The derivatives markets are comprised of futures, options, and swaps. Most people do not participate in these markets directly. And yet they profoundly affect the prices we all pay for food, energy, and most other goods and services.
If you are a farmer, you want to know what price you will get for your crop in the fall in order to decide how much to plant in the spring. The derivatives markets allow you to lock in that price, in advance. You may give up some upside, but you protect yourself on the downside.
These markets enable utility companies and airlines to hedge the cost of fuel. An auto manufacturer can fix the cost of its aluminum supply. Exporters can manage fluctuations in foreign currencies, and businesses of all types can lock-in their borrowing costs. A pension fund that wants to make sure it can pay out benefits over a very long horizon can use these markets to help lock in its ability to do so. In the simplest terms, derivatives help businesses throughout the world, up and down the economic value chain, manage price volatility. In short, derivatives help manage risk.

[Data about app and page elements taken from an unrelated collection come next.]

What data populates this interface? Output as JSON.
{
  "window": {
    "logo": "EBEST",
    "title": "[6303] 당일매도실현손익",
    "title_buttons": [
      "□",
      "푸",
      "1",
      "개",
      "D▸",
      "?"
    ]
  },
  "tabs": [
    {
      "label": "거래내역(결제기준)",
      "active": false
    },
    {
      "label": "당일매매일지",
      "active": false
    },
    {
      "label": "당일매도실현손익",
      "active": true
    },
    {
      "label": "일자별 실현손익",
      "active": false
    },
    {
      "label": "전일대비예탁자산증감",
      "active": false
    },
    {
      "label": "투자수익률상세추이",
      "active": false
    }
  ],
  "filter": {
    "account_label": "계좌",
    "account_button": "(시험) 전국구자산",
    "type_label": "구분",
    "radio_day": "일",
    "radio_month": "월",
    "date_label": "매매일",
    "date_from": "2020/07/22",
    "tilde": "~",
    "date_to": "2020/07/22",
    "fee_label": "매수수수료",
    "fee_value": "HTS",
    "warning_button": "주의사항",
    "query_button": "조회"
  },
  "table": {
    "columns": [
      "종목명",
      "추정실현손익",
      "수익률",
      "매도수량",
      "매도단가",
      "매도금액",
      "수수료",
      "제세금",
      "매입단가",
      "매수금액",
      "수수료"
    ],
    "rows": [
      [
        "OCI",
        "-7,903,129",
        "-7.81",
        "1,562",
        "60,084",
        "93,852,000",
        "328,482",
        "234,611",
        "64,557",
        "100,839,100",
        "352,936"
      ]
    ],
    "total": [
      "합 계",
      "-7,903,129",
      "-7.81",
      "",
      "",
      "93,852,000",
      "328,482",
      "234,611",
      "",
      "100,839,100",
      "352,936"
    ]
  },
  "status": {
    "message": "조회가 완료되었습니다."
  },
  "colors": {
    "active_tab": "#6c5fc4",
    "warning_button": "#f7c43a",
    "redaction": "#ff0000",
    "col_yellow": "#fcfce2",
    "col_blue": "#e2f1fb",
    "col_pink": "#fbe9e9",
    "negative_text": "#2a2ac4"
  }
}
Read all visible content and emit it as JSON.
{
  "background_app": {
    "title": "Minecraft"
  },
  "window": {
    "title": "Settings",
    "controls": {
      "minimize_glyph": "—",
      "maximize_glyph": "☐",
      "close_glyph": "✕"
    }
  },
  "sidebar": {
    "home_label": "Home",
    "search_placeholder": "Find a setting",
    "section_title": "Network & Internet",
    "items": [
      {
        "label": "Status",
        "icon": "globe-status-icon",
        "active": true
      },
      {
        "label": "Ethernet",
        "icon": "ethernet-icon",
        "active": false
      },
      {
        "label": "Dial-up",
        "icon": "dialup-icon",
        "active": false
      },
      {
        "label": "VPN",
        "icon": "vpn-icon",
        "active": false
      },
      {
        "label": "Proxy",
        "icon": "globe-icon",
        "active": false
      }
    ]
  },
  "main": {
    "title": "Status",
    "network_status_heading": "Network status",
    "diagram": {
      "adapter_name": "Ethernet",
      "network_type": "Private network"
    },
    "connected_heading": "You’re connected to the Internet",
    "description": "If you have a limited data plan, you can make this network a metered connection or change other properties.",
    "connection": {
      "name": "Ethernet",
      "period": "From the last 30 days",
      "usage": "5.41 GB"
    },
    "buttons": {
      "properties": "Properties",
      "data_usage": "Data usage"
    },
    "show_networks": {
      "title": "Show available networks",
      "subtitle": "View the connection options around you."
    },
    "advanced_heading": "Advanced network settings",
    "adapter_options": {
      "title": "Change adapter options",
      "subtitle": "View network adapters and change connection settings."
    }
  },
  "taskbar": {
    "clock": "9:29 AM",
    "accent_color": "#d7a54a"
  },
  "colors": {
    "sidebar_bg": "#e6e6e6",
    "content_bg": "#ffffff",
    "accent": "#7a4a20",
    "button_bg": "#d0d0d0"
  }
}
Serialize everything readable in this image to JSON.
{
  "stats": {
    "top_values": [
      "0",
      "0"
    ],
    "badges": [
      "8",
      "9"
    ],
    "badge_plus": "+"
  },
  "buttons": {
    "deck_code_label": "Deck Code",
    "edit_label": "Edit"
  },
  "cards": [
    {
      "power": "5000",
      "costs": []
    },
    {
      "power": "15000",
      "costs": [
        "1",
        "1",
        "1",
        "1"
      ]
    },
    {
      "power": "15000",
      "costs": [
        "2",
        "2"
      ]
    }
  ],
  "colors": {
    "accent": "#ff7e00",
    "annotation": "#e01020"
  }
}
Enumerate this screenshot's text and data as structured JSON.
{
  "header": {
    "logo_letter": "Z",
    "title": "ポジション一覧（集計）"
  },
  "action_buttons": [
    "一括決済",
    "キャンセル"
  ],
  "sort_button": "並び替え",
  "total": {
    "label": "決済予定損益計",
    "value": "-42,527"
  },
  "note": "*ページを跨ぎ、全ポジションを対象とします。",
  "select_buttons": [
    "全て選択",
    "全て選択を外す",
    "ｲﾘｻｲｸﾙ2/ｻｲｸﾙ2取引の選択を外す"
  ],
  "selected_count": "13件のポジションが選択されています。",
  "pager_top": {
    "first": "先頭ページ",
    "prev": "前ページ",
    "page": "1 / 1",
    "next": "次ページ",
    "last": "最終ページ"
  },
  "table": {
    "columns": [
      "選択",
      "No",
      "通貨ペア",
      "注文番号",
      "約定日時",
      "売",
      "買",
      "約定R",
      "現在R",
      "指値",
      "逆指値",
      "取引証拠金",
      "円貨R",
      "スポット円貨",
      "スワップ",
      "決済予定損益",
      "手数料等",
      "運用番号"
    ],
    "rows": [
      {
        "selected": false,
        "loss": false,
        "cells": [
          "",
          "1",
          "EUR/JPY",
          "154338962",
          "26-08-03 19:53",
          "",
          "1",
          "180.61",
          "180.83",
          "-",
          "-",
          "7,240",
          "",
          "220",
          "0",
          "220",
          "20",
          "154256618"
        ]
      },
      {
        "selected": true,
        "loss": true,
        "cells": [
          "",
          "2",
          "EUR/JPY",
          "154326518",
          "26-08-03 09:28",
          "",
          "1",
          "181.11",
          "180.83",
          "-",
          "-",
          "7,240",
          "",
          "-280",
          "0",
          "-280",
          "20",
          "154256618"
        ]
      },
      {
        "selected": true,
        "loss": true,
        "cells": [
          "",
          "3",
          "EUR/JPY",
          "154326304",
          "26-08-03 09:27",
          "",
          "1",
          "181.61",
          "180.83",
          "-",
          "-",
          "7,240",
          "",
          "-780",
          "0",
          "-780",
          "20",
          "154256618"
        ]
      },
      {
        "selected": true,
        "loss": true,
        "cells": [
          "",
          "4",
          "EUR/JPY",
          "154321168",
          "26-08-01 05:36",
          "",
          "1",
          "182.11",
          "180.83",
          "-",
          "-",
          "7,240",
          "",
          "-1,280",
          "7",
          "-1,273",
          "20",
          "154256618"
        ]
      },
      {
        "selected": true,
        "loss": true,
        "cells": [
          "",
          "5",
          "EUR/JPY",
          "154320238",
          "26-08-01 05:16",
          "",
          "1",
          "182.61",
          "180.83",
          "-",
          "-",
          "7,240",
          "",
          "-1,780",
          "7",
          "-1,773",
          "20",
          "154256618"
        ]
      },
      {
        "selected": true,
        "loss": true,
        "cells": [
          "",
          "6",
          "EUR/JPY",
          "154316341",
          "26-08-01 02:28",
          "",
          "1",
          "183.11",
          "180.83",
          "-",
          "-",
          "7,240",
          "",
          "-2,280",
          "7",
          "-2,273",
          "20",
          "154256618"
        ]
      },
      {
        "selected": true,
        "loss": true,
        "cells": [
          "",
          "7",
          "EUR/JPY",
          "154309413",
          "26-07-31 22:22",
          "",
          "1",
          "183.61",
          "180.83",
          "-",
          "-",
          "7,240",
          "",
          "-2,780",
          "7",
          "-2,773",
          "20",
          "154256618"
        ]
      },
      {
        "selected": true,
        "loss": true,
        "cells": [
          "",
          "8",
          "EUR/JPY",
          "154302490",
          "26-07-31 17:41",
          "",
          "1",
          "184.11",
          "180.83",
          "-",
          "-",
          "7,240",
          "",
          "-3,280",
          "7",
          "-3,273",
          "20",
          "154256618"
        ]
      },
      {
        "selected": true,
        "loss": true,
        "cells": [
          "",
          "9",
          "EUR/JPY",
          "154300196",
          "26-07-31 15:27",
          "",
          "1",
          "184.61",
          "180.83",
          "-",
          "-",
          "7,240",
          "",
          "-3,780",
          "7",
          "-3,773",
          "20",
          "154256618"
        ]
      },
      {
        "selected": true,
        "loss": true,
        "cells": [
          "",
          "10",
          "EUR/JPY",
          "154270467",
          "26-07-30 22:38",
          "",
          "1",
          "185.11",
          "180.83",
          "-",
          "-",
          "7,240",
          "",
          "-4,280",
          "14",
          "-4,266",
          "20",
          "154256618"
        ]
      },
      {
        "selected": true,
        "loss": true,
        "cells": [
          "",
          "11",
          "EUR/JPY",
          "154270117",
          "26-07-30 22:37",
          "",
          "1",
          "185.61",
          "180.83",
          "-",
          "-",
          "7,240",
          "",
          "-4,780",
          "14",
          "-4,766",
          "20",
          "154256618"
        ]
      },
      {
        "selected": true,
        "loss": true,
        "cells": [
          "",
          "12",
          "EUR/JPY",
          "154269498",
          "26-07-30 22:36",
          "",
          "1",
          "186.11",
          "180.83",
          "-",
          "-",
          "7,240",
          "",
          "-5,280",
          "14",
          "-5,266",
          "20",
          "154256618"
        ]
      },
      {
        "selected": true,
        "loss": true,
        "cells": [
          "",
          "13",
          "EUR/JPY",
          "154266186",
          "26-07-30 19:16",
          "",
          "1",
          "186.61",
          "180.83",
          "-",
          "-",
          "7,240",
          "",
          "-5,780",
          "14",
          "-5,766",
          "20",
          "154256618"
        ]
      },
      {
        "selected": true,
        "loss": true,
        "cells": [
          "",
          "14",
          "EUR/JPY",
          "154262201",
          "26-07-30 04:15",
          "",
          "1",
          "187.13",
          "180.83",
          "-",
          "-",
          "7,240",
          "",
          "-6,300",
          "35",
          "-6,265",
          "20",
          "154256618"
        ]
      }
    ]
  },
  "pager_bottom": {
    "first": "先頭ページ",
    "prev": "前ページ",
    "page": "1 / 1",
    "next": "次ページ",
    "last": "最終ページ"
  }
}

While most of the derivatives markets worked well during the crisis, one large and unregulated segment intensified the damage. This was the over-the-counter swaps market, and in particular credit default swaps. At the time of the crisis, the swaps market was a tangled spider web of bilateral transactions, particularly among the world’s largest financial institutions, with no transparency and nothing to ensure adequate capital or collateral. Therefore, a default by one institution could easily lead to a cascade of defaults with devastating consequences.
This very scenario brought global financial companies, such as AIG, to the brink of collapse. Had it collapsed, it would probably have taken the U.S. economy down with it. Therefore, our government committed a total of $182 billion dollars over the course of several months to prevent that from happening—an unfathomable sum.
And though we recovered all AIG funds at a profit, such a commitment rightly caused public outrage.